**Task requirements**. Could you give the data below again exactly, apart from the pictures?
Start of Data section
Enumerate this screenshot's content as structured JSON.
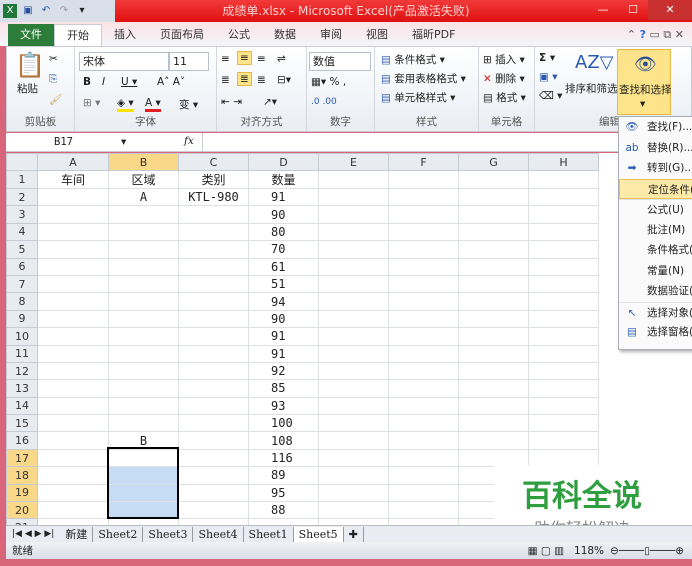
{
  "title": "成绩单.xlsx - Microsoft Excel(产品激活失败)",
  "window_buttons": [
    "—",
    "☐",
    "✕"
  ],
  "tabs": [
    "文件",
    "开始",
    "插入",
    "页面布局",
    "公式",
    "数据",
    "审阅",
    "视图",
    "福昕PDF"
  ],
  "ribbon": {
    "clipboard": {
      "label": "剪贴板",
      "paste": "粘贴"
    },
    "font": {
      "label": "字体",
      "font_name": "宋体",
      "font_size": "11"
    },
    "alignment": {
      "label": "对齐方式"
    },
    "number": {
      "label": "数字",
      "format": "数值"
    },
    "styles": {
      "label": "样式",
      "items": [
        "条件格式 ▾",
        "套用表格格式 ▾",
        "单元格样式 ▾"
      ]
    },
    "cells": {
      "label": "单元格",
      "items": [
        "插入 ▾",
        "删除 ▾",
        "格式 ▾"
      ]
    },
    "editing": {
      "label": "编辑",
      "sort": "排序和筛选",
      "find": "查找和选择"
    }
  },
  "formula_bar": {
    "name_box": "B17",
    "fx": "fx",
    "value": ""
  },
  "columns": [
    "A",
    "B",
    "C",
    "D",
    "E",
    "F",
    "G",
    "H"
  ],
  "rows": [
    [
      "车间",
      "区域",
      "类别",
      "数量"
    ],
    [
      "",
      "A",
      "KTL-980",
      "91"
    ],
    [
      "",
      "",
      "",
      "90"
    ],
    [
      "",
      "",
      "",
      "80"
    ],
    [
      "",
      "",
      "",
      "70"
    ],
    [
      "",
      "",
      "",
      "61"
    ],
    [
      "",
      "",
      "",
      "51"
    ],
    [
      "",
      "",
      "",
      "94"
    ],
    [
      "",
      "",
      "",
      "90"
    ],
    [
      "",
      "",
      "",
      "91"
    ],
    [
      "",
      "",
      "",
      "91"
    ],
    [
      "",
      "",
      "",
      "92"
    ],
    [
      "",
      "",
      "",
      "85"
    ],
    [
      "",
      "",
      "",
      "93"
    ],
    [
      "",
      "",
      "",
      "100"
    ],
    [
      "",
      "B",
      "",
      "108"
    ],
    [
      "",
      "",
      "",
      "116"
    ],
    [
      "",
      "",
      "",
      "89"
    ],
    [
      "",
      "",
      "",
      "95"
    ],
    [
      "",
      "",
      "",
      "88"
    ],
    [
      "",
      "",
      "",
      ""
    ]
  ],
  "selection": {
    "active_cell": "B17",
    "range": "B17:B20"
  },
  "menu": [
    "查找(F)...",
    "替换(R)...",
    "转到(G)...",
    "定位条件(S)...",
    "公式(U)",
    "批注(M)",
    "条件格式(C)",
    "常量(N)",
    "数据验证(V)",
    "选择对象(O)",
    "选择窗格(P)"
  ],
  "menu_highlighted": "定位条件(S)...",
  "sheets": [
    "新建",
    "Sheet2",
    "Sheet3",
    "Sheet4",
    "Sheet1",
    "Sheet5"
  ],
  "active_sheet": "Sheet5",
  "status": {
    "ready": "就绪",
    "zoom": "118%"
  },
  "watermark": {
    "title": "百科全说",
    "subtitle": "助你轻松解决"
  },
  "colors": {
    "title_bar": "#e01010",
    "file_tab": "#2d7d3a",
    "selection": "#c6dcf5",
    "highlight": "#fde48a",
    "watermark": "#2e9e3e"
  }
}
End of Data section
**Answer to this task**.
Enumerate this screenshot's content as structured JSON.
{
  "title": "成绩单.xlsx - Microsoft Excel(产品激活失败)",
  "window_buttons": [
    "—",
    "☐",
    "✕"
  ],
  "tabs": [
    "文件",
    "开始",
    "插入",
    "页面布局",
    "公式",
    "数据",
    "审阅",
    "视图",
    "福昕PDF"
  ],
  "ribbon": {
    "clipboard": {
      "label": "剪贴板",
      "paste": "粘贴"
    },
    "font": {
      "label": "字体",
      "font_name": "宋体",
      "font_size": "11"
    },
    "alignment": {
      "label": "对齐方式"
    },
    "number": {
      "label": "数字",
      "format": "数值"
    },
    "styles": {
      "label": "样式",
      "items": [
        "条件格式 ▾",
        "套用表格格式 ▾",
        "单元格样式 ▾"
      ]
    },
    "cells": {
      "label": "单元格",
      "items": [
        "插入 ▾",
        "删除 ▾",
        "格式 ▾"
      ]
    },
    "editing": {
      "label": "编辑",
      "sort": "排序和筛选",
      "find": "查找和选择"
    }
  },
  "formula_bar": {
    "name_box": "B17",
    "fx": "fx",
    "value": ""
  },
  "columns": [
    "A",
    "B",
    "C",
    "D",
    "E",
    "F",
    "G",
    "H"
  ],
  "rows": [
    [
      "车间",
      "区域",
      "类别",
      "数量"
    ],
    [
      "",
      "A",
      "KTL-980",
      "91"
    ],
    [
      "",
      "",
      "",
      "90"
    ],
    [
      "",
      "",
      "",
      "80"
    ],
    [
      "",
      "",
      "",
      "70"
    ],
    [
      "",
      "",
      "",
      "61"
    ],
    [
      "",
      "",
      "",
      "51"
    ],
    [
      "",
      "",
      "",
      "94"
    ],
    [
      "",
      "",
      "",
      "90"
    ],
    [
      "",
      "",
      "",
      "91"
    ],
    [
      "",
      "",
      "",
      "91"
    ],
    [
      "",
      "",
      "",
      "92"
    ],
    [
      "",
      "",
      "",
      "85"
    ],
    [
      "",
      "",
      "",
      "93"
    ],
    [
      "",
      "",
      "",
      "100"
    ],
    [
      "",
      "B",
      "",
      "108"
    ],
    [
      "",
      "",
      "",
      "116"
    ],
    [
      "",
      "",
      "",
      "89"
    ],
    [
      "",
      "",
      "",
      "95"
    ],
    [
      "",
      "",
      "",
      "88"
    ],
    [
      "",
      "",
      "",
      ""
    ]
  ],
  "selection": {
    "active_cell": "B17",
    "range": "B17:B20"
  },
  "menu": [
    "查找(F)...",
    "替换(R)...",
    "转到(G)...",
    "定位条件(S)...",
    "公式(U)",
    "批注(M)",
    "条件格式(C)",
    "常量(N)",
    "数据验证(V)",
    "选择对象(O)",
    "选择窗格(P)"
  ],
  "menu_highlighted": "定位条件(S)...",
  "sheets": [
    "新建",
    "Sheet2",
    "Sheet3",
    "Sheet4",
    "Sheet1",
    "Sheet5"
  ],
  "active_sheet": "Sheet5",
  "status": {
    "ready": "就绪",
    "zoom": "118%"
  },
  "watermark": {
    "title": "百科全说",
    "subtitle": "助你轻松解决"
  },
  "colors": {
    "title_bar": "#e01010",
    "file_tab": "#2d7d3a",
    "selection": "#c6dcf5",
    "highlight": "#fde48a",
    "watermark": "#2e9e3e"
  }
}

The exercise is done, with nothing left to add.